This bill imposes no new industrial obligations on business. Businesses that underpay their workers are already breaking the law. This bill merely introduces criminal consequences for that conduct. Opponents of this bill have also argued that Victoria should not act because the federal government has announced an intention to legislate on this issue. While this is welcome news that the federal government has recognised this as an issue and is contemplating taking action, we simply cannot wait. We have wage theft laws ready to go. The seriousness and widespread nature of the problem in Victoria necessitates action, and we look forward to working with the federal government on any national wage theft laws. Our strong Victorian laws we believe will serve as a template for laws that can be rolled out across the country.
Opponents of this bill have suggested that state government employers will be measured by a different standard under this bill than private sector employers. This simply is not the case. This bill applies to all Victorian employers, including the Crown. All public sector employers will be subject to the laws, and where public sector employers, including ministers, have deliberately and dishonestly withheld employee entitlements, they will be subject to prosecution under these laws. Wage Inspectorate Victoria is set up as a statutory authority that has independence in decisions regarding who to prosecute.
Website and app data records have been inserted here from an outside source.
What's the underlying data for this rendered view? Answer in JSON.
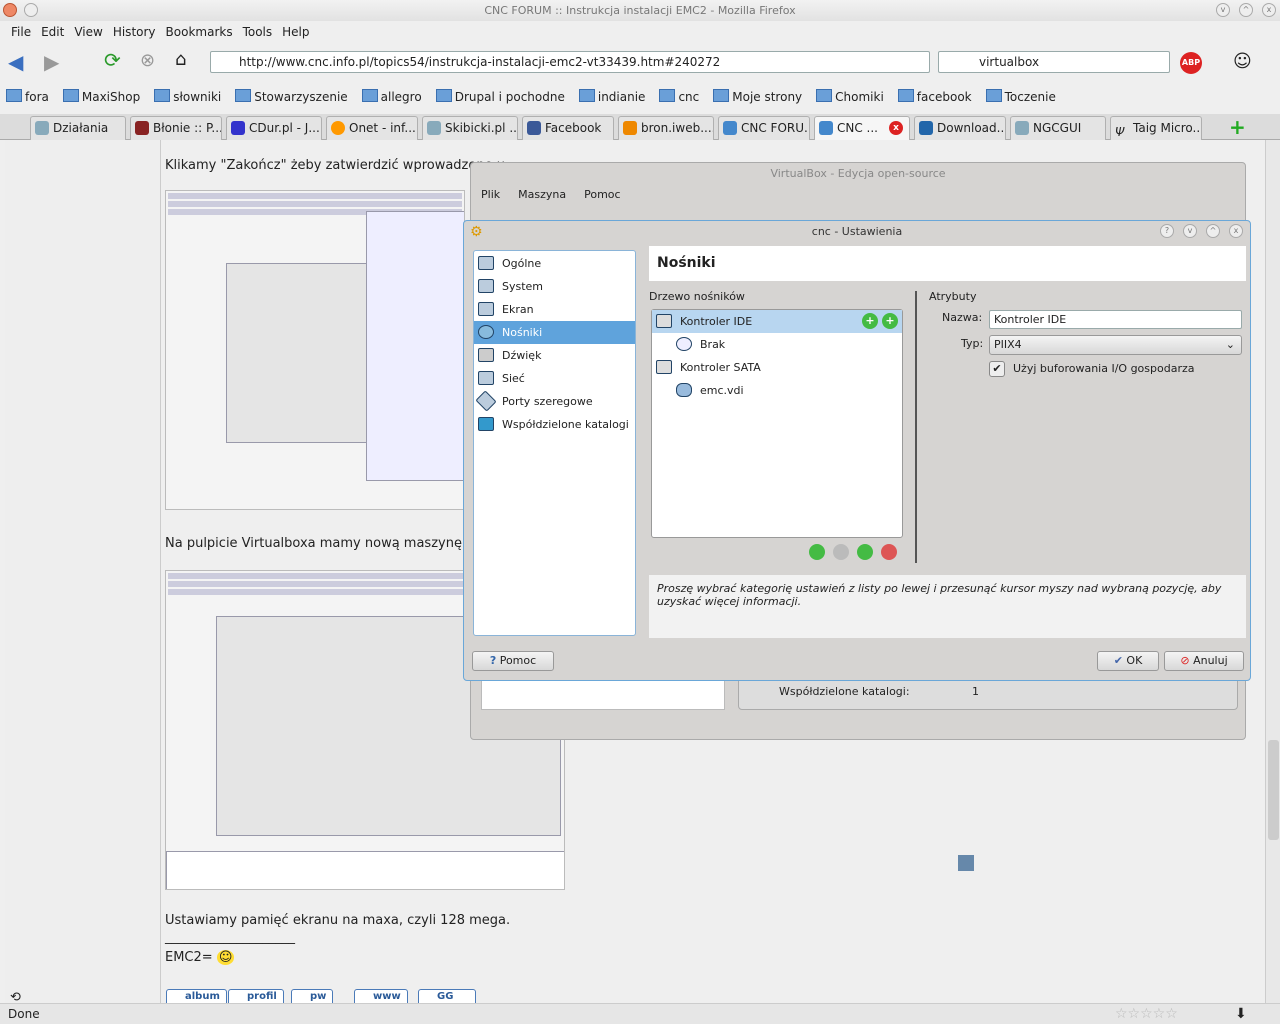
{
  "window": {
    "title": "CNC FORUM :: Instrukcja instalacji EMC2 - Mozilla Firefox"
  },
  "menu": [
    "File",
    "Edit",
    "View",
    "History",
    "Bookmarks",
    "Tools",
    "Help"
  ],
  "nav": {
    "url": "http://www.cnc.info.pl/topics54/instrukcja-instalacji-emc2-vt33439.htm#240272",
    "search": "virtualbox"
  },
  "bookmarks": [
    "fora",
    "MaxiShop",
    "słowniki",
    "Stowarzyszenie",
    "allegro",
    "Drupal i pochodne",
    "indianie",
    "cnc",
    "Moje strony",
    "Chomiki",
    "facebook",
    "Toczenie"
  ],
  "tabs": [
    "Działania",
    "Błonie :: P...",
    "CDur.pl - J...",
    "Onet - inf...",
    "Skibicki.pl ...",
    "Facebook",
    "bron.iweb....",
    "CNC FORU...",
    "CNC ...",
    "Download...",
    "NGCGUI",
    "Taig Micro..."
  ],
  "post": {
    "line1": "Klikamy \"Zakończ\" żeby zatwierdzić wprowadzone u",
    "line2": "Na pulpicie Virtualboxa mamy nową maszynę wirt",
    "line3": "Ustawiamy pamięć ekranu na maxa, czyli 128 mega.",
    "sig_line": "____________________",
    "sig": "EMC2="
  },
  "sig_buttons": [
    "album",
    "profil",
    "pw",
    "www",
    "GG"
  ],
  "status": "Done",
  "vbox": {
    "title": "VirtualBox - Edycja open-source",
    "menu": [
      "Plik",
      "Maszyna",
      "Pomoc"
    ],
    "shared_label": "Współdzielone katalogi:",
    "shared_value": "1"
  },
  "dialog": {
    "title": "cnc - Ustawienia",
    "categories": [
      "Ogólne",
      "System",
      "Ekran",
      "Nośniki",
      "Dźwięk",
      "Sieć",
      "Porty szeregowe",
      "Współdzielone katalogi"
    ],
    "selected": "Nośniki",
    "header": "Nośniki",
    "tree_label": "Drzewo nośników",
    "tree": [
      {
        "label": "Kontroler IDE",
        "level": 0,
        "selected": true
      },
      {
        "label": "Brak",
        "level": 1
      },
      {
        "label": "Kontroler SATA",
        "level": 0
      },
      {
        "label": "emc.vdi",
        "level": 1
      }
    ],
    "attrs_label": "Atrybuty",
    "name_label": "Nazwa:",
    "name_value": "Kontroler IDE",
    "type_label": "Typ:",
    "type_value": "PIIX4",
    "cache_label": "Użyj buforowania I/O gospodarza",
    "cache_checked": true,
    "info": "Proszę wybrać kategorię ustawień z listy po lewej i przesunąć kursor myszy nad wybraną pozycję, aby uzyskać więcej informacji.",
    "help": "Pomoc",
    "ok": "OK",
    "cancel": "Anuluj"
  }
}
Finally, opponents have raised concerns about the inspectorate’s powers. This bill does provide the wage inspectorate with strong information-gathering powers, and these powers are necessary to effectively investigate and enforce the new employee entitlement offences. These powers are specifically targeted to the types of conduct where we have seen employers time and time again deliberately withhold entitlements from their employees. The wage inspectorate’s powers are to support investigation and prosecution of alleged offending. The wage inspectorate will not have the powers to make final determinations about whether an offence was committed. This will be a matter for the courts.
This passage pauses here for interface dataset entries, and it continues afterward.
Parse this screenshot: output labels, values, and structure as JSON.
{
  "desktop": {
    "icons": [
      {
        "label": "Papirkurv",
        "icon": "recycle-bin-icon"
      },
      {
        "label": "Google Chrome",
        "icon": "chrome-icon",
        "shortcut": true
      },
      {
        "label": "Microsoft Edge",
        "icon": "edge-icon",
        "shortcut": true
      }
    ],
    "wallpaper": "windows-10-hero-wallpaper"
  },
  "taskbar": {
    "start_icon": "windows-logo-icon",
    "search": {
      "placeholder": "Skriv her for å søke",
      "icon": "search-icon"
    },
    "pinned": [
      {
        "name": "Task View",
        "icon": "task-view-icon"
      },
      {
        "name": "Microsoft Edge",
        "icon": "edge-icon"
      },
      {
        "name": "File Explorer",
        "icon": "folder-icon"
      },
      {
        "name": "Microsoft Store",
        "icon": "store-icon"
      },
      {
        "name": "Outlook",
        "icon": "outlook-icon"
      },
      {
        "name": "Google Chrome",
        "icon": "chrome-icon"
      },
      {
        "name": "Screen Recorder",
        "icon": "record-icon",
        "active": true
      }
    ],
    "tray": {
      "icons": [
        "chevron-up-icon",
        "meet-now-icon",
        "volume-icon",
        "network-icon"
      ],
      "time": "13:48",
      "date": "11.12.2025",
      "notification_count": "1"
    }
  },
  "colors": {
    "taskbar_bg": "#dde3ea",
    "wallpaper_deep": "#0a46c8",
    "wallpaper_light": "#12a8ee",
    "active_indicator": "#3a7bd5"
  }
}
The Victorian Inspectorate will monitor the exercise of coercive powers by the wage inspectorate, investigate and assess the conduct of the inspectorate in relation to its use of coercive powers and report on and make recommendations on the performance of these functions.
These criminal wage theft laws are the first of their kind in this country. They will send a strong message of deterrence to employers. No longer will employers be able to flout minimum wage laws with minimum consequence. Employers who deliberately and dishonestly withhold employee entitlements will face up to 10 years in jail and $1 million in financial penalties. Enough is enough, A fair day’s pay for a fair day’s work is all workers want in this state. For many of them they have not had that for many, many years. Tonight is the first peg in the ground to make sure that there is equity, fairness and justice in this state in the workplace. I commend this bill to the house.
House divided on motion:
|Barton, Mr||Kieu, Dr||Shing, Ms|
|Cumming, Dr||Leane, Mr||Stitt, Ms|
|Elasmar, Mr||Maxwell, Ms||Symes, Ms|
|Erdogan, Mr||Meddick, Mr||Tarlamis, Mr|
|Garrett, Ms||Melhem, Mr||Taylor, Ms|
|Gepp, Mr||Mikakos, Ms||Terpstra, Ms|
|Grimley, Mr||Patten, Ms||Tierney, Ms|
|Hayes, Mr||Pulford, Ms||Vaghela, Ms|
|Atkinson, Mr||Finn, Mr||O’Donohue, Mr|
|Bach, Dr||Limbrick, Mr||Ondarchie, Mr|
|Bath, Ms||Lovell, Ms||Quilty, Mr|
|Crozier, Ms||McArthur, Mrs||Rich-Phillips, Mr|